START DATA EXCERPTS

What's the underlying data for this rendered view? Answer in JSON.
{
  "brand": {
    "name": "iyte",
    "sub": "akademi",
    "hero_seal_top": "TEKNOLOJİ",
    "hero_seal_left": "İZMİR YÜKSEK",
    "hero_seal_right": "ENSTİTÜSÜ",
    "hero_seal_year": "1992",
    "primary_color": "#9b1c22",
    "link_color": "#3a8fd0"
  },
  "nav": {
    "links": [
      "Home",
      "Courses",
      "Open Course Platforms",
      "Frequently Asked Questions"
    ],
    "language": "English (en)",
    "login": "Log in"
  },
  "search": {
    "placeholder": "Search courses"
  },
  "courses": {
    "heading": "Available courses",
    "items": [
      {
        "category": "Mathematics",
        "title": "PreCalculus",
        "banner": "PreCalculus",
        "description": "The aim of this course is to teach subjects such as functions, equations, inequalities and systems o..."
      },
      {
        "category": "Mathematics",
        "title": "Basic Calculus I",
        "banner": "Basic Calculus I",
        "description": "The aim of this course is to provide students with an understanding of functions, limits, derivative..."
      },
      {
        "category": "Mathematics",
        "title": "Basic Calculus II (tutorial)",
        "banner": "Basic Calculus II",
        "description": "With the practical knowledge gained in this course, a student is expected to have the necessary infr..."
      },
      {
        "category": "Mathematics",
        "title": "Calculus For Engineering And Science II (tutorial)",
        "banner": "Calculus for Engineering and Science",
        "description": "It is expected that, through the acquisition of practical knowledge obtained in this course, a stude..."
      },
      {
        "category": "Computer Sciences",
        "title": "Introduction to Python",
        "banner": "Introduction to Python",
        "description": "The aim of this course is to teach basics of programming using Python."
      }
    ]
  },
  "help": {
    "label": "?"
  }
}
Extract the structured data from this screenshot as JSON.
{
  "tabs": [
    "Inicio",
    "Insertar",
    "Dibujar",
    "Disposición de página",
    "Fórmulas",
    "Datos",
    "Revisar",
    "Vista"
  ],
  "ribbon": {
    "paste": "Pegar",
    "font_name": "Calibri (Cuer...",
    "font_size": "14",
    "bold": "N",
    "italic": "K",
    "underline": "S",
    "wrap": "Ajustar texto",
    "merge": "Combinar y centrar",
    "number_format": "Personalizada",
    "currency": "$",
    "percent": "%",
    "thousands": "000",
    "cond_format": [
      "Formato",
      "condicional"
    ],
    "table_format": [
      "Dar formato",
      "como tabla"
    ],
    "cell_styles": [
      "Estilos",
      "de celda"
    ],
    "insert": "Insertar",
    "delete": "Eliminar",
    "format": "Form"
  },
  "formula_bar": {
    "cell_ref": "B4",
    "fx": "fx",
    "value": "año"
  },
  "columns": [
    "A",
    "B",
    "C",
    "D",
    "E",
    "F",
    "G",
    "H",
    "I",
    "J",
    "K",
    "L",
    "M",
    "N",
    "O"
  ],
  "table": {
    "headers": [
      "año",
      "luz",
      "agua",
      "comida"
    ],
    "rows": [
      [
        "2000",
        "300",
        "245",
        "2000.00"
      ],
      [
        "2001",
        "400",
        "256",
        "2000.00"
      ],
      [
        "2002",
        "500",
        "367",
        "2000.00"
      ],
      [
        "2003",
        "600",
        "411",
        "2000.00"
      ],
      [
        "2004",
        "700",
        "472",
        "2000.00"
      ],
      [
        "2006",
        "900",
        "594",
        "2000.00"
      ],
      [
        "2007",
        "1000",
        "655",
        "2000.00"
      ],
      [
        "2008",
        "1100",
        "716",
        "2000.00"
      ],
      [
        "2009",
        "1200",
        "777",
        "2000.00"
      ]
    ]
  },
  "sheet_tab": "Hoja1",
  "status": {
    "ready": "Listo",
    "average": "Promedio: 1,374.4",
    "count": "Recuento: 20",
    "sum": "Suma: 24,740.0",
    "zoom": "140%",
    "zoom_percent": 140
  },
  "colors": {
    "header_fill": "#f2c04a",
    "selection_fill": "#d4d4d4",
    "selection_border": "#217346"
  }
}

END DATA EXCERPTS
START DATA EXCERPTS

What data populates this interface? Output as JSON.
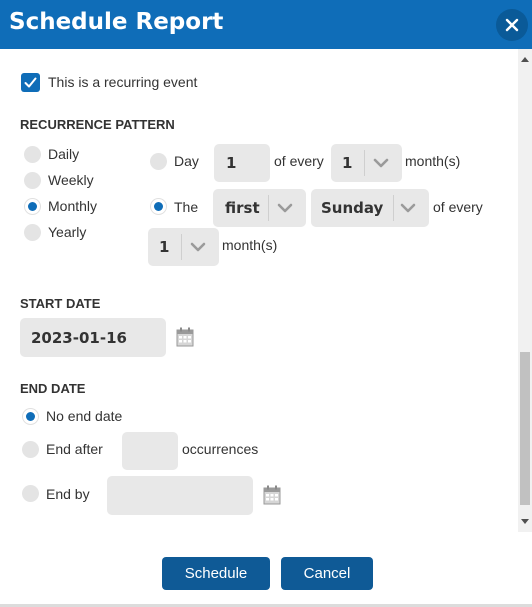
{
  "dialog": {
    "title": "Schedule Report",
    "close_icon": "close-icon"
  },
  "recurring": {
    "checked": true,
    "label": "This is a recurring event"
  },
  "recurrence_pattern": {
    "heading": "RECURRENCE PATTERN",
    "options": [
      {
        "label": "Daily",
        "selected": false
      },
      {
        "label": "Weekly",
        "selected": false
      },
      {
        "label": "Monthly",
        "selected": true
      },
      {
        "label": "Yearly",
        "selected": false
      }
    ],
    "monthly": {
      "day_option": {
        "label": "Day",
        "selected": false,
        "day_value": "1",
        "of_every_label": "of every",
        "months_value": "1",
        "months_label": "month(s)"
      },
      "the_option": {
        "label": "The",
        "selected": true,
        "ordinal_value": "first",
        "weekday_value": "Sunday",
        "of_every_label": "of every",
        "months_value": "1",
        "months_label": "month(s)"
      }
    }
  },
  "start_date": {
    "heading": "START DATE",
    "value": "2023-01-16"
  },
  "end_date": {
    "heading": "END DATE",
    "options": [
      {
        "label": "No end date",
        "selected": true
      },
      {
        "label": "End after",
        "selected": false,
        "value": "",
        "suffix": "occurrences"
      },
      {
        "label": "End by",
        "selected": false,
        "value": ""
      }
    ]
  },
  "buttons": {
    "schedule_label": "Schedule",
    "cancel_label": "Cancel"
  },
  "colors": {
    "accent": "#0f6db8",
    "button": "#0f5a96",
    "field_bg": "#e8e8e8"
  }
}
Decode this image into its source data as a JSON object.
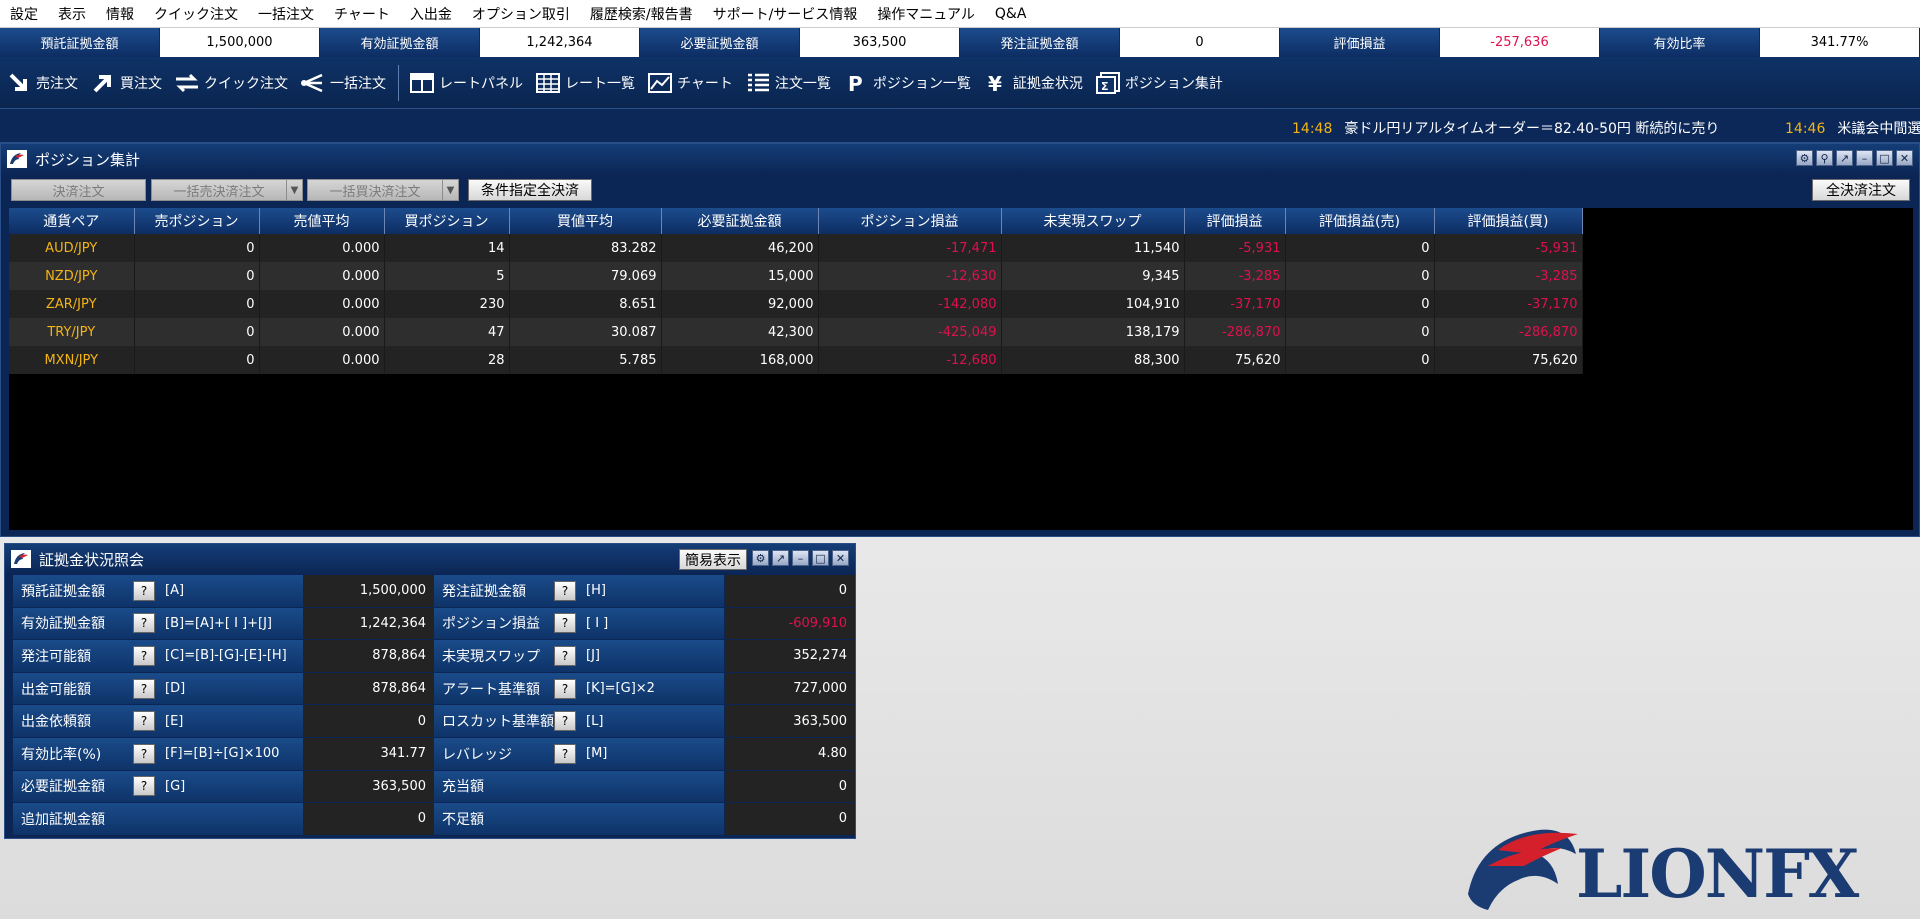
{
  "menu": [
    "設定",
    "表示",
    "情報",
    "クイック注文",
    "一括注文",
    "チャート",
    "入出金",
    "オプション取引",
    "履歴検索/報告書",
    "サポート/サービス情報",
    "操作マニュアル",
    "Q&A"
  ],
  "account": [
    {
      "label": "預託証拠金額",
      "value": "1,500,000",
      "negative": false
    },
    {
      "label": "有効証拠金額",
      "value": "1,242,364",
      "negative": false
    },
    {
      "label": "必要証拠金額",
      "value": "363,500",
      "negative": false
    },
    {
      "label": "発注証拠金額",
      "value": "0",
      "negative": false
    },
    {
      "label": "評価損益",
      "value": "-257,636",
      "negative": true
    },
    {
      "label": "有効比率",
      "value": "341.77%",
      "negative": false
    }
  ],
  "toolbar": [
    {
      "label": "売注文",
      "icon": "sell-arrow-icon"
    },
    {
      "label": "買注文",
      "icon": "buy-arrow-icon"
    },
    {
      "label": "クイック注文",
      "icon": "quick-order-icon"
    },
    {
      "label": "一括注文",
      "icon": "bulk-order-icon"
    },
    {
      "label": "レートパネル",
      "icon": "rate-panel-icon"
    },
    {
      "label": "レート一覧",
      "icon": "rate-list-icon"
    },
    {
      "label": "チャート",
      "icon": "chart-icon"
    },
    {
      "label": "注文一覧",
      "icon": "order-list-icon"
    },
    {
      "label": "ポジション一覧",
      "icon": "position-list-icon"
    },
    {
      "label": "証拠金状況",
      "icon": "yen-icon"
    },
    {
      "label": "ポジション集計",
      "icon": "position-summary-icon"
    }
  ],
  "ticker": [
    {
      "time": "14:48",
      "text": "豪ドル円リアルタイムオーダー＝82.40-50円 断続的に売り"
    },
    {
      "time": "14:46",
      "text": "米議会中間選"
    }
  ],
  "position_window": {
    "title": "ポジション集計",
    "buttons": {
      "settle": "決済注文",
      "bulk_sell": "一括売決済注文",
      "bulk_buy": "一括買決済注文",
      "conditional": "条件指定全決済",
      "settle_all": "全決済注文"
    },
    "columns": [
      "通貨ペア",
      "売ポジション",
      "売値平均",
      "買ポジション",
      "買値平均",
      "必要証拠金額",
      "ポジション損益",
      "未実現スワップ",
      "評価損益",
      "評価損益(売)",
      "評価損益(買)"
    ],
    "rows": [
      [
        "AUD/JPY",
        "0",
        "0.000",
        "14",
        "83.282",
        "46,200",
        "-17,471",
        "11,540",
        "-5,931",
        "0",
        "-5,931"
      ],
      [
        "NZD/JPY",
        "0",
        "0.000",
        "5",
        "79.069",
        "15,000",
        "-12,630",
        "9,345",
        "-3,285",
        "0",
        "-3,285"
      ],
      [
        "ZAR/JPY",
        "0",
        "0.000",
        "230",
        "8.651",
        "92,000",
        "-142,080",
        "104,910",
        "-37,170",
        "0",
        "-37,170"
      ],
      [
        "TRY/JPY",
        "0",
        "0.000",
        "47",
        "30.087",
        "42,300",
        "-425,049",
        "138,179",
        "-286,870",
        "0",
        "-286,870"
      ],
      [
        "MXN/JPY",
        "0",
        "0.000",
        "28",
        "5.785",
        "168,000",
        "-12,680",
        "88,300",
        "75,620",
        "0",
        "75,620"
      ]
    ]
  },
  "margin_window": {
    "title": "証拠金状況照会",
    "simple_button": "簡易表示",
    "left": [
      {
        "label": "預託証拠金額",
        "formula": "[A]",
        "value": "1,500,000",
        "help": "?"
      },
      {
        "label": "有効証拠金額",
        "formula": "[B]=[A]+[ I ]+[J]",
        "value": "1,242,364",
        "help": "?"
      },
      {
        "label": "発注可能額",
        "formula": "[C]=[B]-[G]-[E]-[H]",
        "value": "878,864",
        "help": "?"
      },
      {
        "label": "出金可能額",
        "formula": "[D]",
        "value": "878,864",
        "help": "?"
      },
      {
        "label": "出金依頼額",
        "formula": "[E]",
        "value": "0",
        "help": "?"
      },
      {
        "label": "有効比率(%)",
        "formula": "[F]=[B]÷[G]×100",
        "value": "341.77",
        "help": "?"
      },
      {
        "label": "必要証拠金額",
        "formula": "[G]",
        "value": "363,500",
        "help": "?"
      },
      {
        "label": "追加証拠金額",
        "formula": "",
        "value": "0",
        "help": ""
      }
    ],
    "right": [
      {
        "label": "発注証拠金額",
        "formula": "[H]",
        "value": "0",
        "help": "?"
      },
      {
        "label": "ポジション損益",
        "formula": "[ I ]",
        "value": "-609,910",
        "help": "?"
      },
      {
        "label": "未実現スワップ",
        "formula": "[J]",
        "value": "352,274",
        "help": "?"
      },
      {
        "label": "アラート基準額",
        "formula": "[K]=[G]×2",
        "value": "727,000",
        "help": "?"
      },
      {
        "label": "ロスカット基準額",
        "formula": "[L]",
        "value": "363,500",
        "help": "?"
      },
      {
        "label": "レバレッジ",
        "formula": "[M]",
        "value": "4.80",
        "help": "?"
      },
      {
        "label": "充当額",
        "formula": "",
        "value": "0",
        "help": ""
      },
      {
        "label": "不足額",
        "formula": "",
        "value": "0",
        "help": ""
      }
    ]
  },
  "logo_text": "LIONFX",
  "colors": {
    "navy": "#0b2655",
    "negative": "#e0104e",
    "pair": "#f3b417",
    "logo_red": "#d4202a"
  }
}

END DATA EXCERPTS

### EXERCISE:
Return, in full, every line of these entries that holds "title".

### RESULT FOR THIS TASK:
        "title": "PreCalculus",
        "title": "Basic Calculus I",
        "title": "Basic Calculus II (tutorial)",
        "title": "Calculus For Engineering And Science II (tutorial)",
        "title": "Introduction to Python",
    "title": "Schedule Report",
    "title": "ポジション集計",
    "title": "証拠金状況照会",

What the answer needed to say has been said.